Four SA-based healthcare projects have been awarded $1.74 million in funding from The Hospital Research Foundation Group to improve patient outcomes in mental health, childhood obesity, Parkinson’s and MND, and healthy ageing.
The projects also highlight the increasing relevance of gut health and nutrition on a myriad of diseases.
The funding ensures four talented researchers and their teams are retained in South Australia, to continue their high-quality and impactful research programs while building SA’s health and medical research capability for the future.
The Hospital Research Foundation Group used the federal NHMRC investigator scheme to identify the worthy recipients, with a strong focus on patient impact.
We wish to extend a huge thank you to our generous donors, fundraisers, corporate partners and ticket buyers in the Hospital Research Foundation Home Lottery for enabling this important research.
The four successful three-year fellowships include:
Dr Paul Joyce – mental health
University of South Australia
There is widespread evidence to show gut health and mental health disorders such as depression and schizophrenia are interconnected, however this link is often overlooked in clinical treatment.
This project aims to engineer new mental health medications that improve diversity in a patient’s gut microbiome, in order to better regulate the gut-brain pathways linked with psychiatric disorders.
Dr Brittany Johnson – childhood obesity
Childhood obesity is a huge priority for the community, yet preventive programs for families are not easily accessible.

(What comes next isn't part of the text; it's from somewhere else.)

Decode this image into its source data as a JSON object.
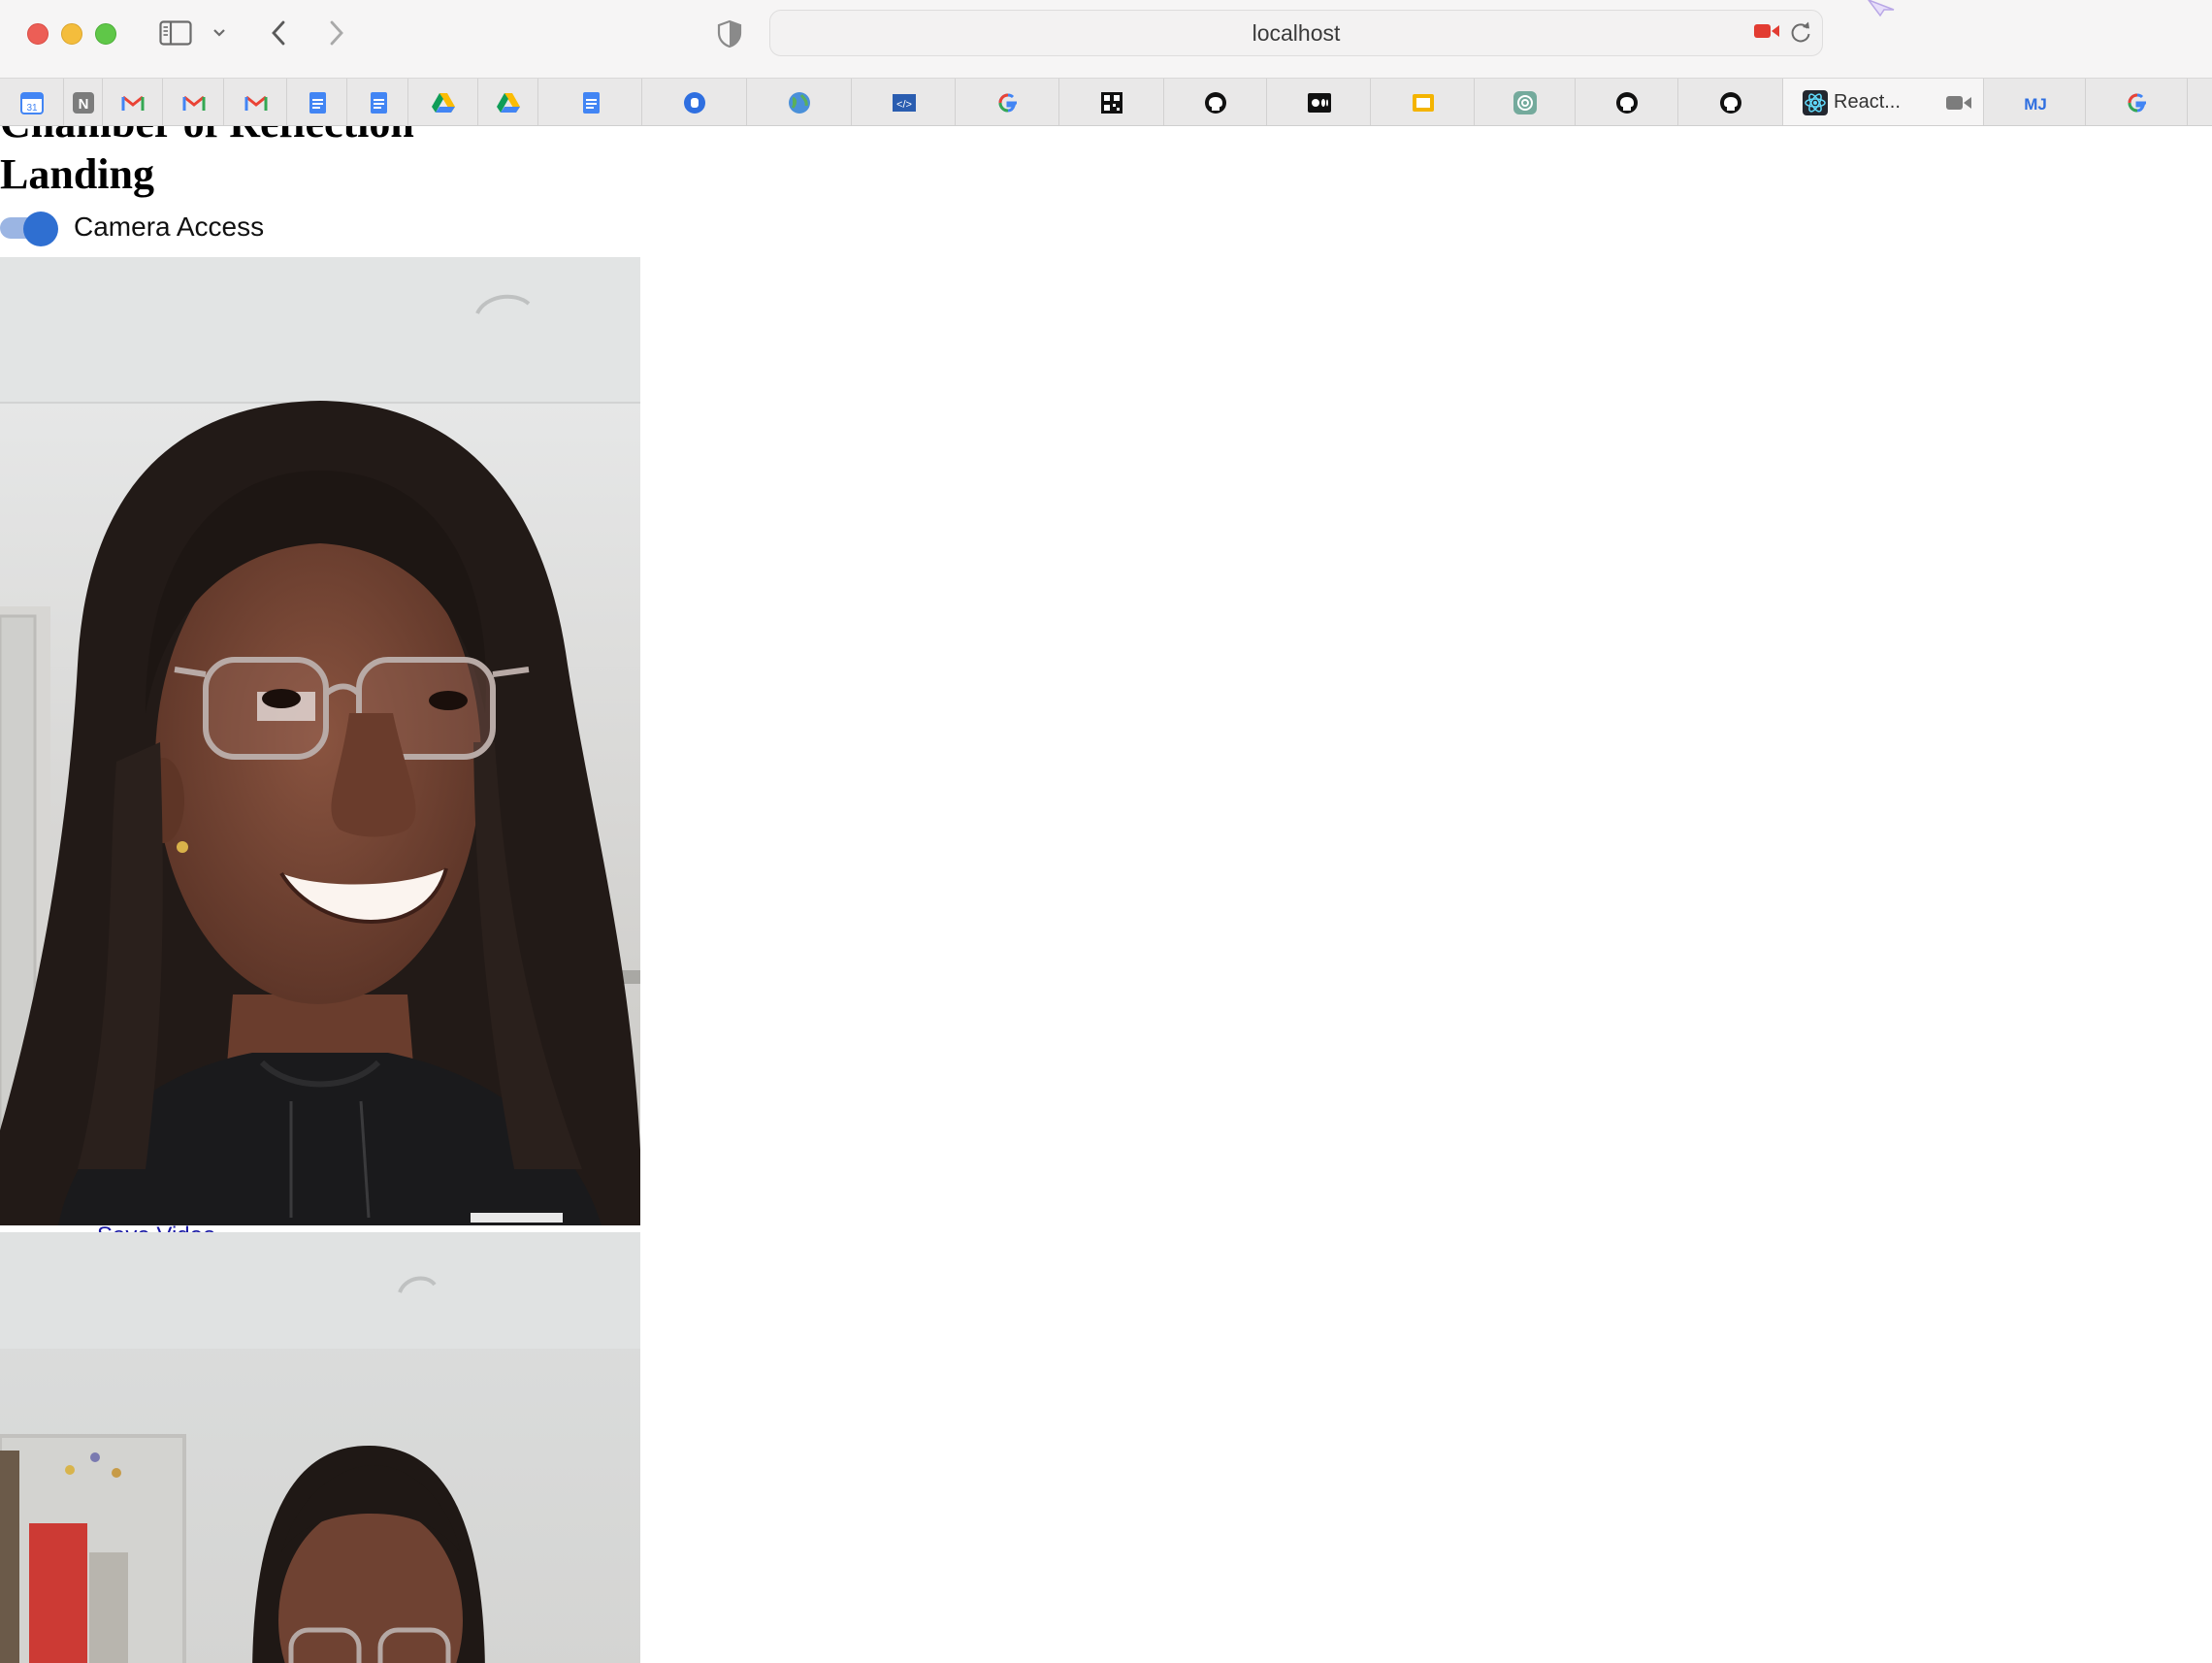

This project will develop a world-first early childhood obesity prevention package that is evidence-backed and developed alongside end users, to be easily adopted into routine practice and streamline supports for families.
Dr Blagojce Jovcevski – Parkinson’s & MND
University of Adelaide
An imbalance of protein function in the gut is increasingly thought to drive the progression of neurodegenerative diseases including Parkinson’s disease and motor neuron disease (MND).
This study will investigate the protein mechanisms that fail in the gut-brain axis driving neurodegeneration, in order to better understand how these diseases originate and progress which can then inform new biomarkers for diagnosis and even prevention.
Dr Julian Carosi – healthy ageing
Autophagy is the body’s way of removing damaged waste – or junk – from cells to keep them healthy. In lab-based models, autophagy has been shown to slow biological ageing, but there are still many unknowns about how autophagy works in humans.
We know that nutrient availability strongly influences autophagy. This study will seek to understand how nutrients regulate this process, with the hope of harnessing the power of autophagy or mimicking its beneficial effects to delay or prevent age-related diseases in humans.